- **SOURCE DATA**:
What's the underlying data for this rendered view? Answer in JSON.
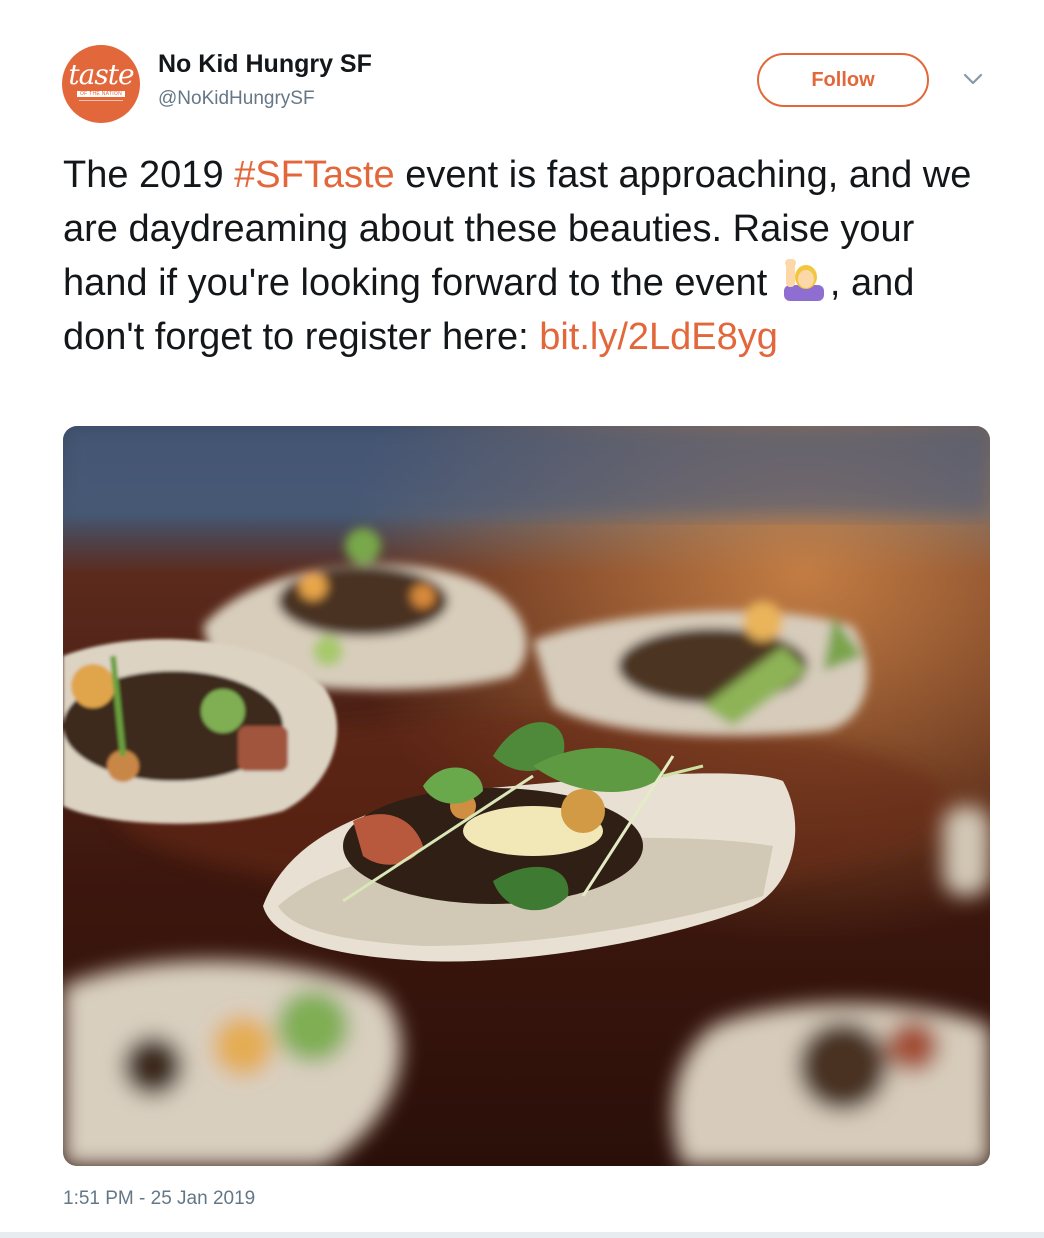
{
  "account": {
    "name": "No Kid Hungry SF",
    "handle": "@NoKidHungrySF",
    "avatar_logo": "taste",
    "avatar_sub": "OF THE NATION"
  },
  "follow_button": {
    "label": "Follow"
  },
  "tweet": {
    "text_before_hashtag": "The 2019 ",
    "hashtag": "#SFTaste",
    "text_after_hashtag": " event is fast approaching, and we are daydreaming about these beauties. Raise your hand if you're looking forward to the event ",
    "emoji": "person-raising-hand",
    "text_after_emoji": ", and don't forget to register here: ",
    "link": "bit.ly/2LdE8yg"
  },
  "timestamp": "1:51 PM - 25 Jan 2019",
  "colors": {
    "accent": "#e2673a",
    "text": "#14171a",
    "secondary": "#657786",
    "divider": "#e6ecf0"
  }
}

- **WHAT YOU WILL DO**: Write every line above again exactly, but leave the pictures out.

- **RESPONSE BOX**:
What's the underlying data for this rendered view? Answer in JSON.
{
  "account": {
    "name": "No Kid Hungry SF",
    "handle": "@NoKidHungrySF",
    "avatar_logo": "taste",
    "avatar_sub": "OF THE NATION"
  },
  "follow_button": {
    "label": "Follow"
  },
  "tweet": {
    "text_before_hashtag": "The 2019 ",
    "hashtag": "#SFTaste",
    "text_after_hashtag": " event is fast approaching, and we are daydreaming about these beauties. Raise your hand if you're looking forward to the event ",
    "emoji": "person-raising-hand",
    "text_after_emoji": ", and don't forget to register here: ",
    "link": "bit.ly/2LdE8yg"
  },
  "timestamp": "1:51 PM - 25 Jan 2019",
  "colors": {
    "accent": "#e2673a",
    "text": "#14171a",
    "secondary": "#657786",
    "divider": "#e6ecf0"
  }
}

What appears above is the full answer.